Inflation continued to be a hot topic in the world of finance this week. It saw a year-on-year rise of 4.2% in April. While some of this can be attributed to last April’s numbers being exceptionally low due to the start of worldwide COVID restrictions taking hold, the month-on-month increase was still higher than many market commentators expected. The expectation was for inflation to be 0.2% up from March, when it was really 0.8%.
The impact on treasury yields has been felt already. While the Fed Chairman, Jerome Powell, is staying strong in his belief that the volatile price rises are to be short-lived, treasury prices on 10 year notes rose by 1.641%. Longer spanning 30 year treasury bonds moved very little in comparison. Inflation often causes yields to rise as investors seek a higher return to reward them for investing in a higher risk product. Given that the risk of inflation is increasing at the moment, promising to erode purchasing power, yields have to rise while treasury prices fall.

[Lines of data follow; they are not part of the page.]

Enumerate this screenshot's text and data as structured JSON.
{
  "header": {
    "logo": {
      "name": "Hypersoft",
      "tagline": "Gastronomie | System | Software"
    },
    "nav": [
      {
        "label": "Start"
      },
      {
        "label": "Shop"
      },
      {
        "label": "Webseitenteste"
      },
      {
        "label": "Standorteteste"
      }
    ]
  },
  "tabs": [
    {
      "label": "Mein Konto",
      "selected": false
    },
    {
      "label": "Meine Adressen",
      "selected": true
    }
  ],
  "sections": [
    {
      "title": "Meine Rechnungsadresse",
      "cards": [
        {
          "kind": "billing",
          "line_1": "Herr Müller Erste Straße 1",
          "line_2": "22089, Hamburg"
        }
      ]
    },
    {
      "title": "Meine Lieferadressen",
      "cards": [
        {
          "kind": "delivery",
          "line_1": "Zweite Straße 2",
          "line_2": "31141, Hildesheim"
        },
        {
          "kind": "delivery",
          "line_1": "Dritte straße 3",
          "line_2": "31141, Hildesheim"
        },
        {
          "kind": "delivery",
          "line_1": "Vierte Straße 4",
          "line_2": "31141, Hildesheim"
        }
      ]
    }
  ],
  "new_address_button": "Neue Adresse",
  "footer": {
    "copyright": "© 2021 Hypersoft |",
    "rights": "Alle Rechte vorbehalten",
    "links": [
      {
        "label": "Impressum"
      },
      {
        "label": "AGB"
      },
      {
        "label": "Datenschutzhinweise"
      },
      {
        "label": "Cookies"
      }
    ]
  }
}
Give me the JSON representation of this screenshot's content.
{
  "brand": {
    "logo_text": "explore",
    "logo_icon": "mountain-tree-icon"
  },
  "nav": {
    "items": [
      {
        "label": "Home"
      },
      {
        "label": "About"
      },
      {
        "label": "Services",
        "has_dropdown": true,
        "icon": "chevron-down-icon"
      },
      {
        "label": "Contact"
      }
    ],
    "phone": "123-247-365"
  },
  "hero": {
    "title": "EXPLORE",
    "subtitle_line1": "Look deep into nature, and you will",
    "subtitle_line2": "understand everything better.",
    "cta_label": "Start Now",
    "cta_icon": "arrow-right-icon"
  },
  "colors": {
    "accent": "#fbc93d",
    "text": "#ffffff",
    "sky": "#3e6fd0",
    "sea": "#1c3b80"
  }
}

The movements show that many investors are worried about the Fed raising interest rates to keep inflation in check. Investing has long enjoyed historically low interest rates, for well over a decade now. At a time when global recoveries are fragile, albeit happening at a faster rate than expected in many places, any rises in rates will upset the apple cart.
That being said, for the common investor and not the professional trader, the impact of inflation and rising interest rates can mean that better savings rates are available at banks.
Mortgage refinancing demands went up this week thanks to rates dropping for a short time. Individuals scrambled to make the most of the slight dip in fixed-rate mortgages to reduce their monthly payments. Interestingly, as loan balances across the board went up again (for the fourth week in a row), it was clear that those with higher amounts left on their mortgages were the quickest to take action. In total, applications to refinance on a mortgage went up 3% this week in comparison to last week’s numbers.
The mortgage market in general is an interesting one to keep an eye on while the country recovers from the shock of the COVID-caused recession. While numbers from last year are skewed, mortgage applications in general rose 1% this week – that is 13% up on this time last year. Supply issues will remain a problem while there is a lack of new housing coming on to the markets.
Mortgage refinancing can be a tricky beast, but it shouldn’t be. The process is straightforward if you have the patience to go ahead and apply for a mortgage that better suits you. When rates dip like they have this week, they can have a material impact on the amount you pay each month.
Gas prices shoot up
At the end of last week, there was a cyberattack on the energy supply operator, Colonial Pipeline. It is thought that hacker group DarkSide may have been responsible for the attack which the FBI has been brought in to investigate. The company itself is still not sure how long the outage will last and can only bring the pipeline back online when it is entirely safe to do so.
The impact of that uncertainty has been felt this week with gas prices at the pump going up and hitting $3 a gallon on average across the country. Colonial Pipeline is one of the biggest providers of fuel across the US and its sudden halting of operations has meant a massive shortfall in supply. The price of fuel is consequently the highest it has been since 2014.
One of the main issues that continues with the outage is not knowing how long it will last. Three scenarios are widely seen as potential timelines for when the pipeline may come back online. Those three timelines vary substantially. While one scenario sees the pipeline coming back online in only a couple of days, another predicts the outage could continue for more than 10 days. In such an instance, there will be mass fuel shortages in a lot of the South East of the US. To put that into finer perspective, there are over 50 million people living in the South and East regions of the US. Just around memorial day weekend too. Long lines at pumps are to be expected in such a scenario.
Inflation also hit equity markets this week with even the tech giants seeing a volatile few days in their stock price. Some investors argue that equity markets are in for a difficult time as rising inflation means that the Fed and the Government will have to curb, if not halt, their highly accommodative post-pandemic support.
There are other forces at play here that could exacerbate the situation along with rising inflation. Issues such as rising prices in China and issues caused by lack of supply of gas (pushing prices higher very quickly) all have an impact on the market and some investor sentiment – but not all.
And that in itself could be a problem. Investor complacency has come about after years and years (if not a good decade) of loose monetary policy, seeking to encourage investment and growth. People are used to the relaxed position of the Fed. But, the quickening pace of inflation made worse by energy supply issues and rising prices in China, could force the Fed to raise those aforementioned interest rates. The Fed has been able to keep them low for so long because inflation has been so negligible. Now, it would appear, after years of continually missing the 2% target for inflation, it actually may run away from them too fast. But if the Fed is forced to take action, complacent investors may be caught out. That does not have to be the case, however. Staying on top of the latest stats and company news can be a great way of making fully informed investment decisions.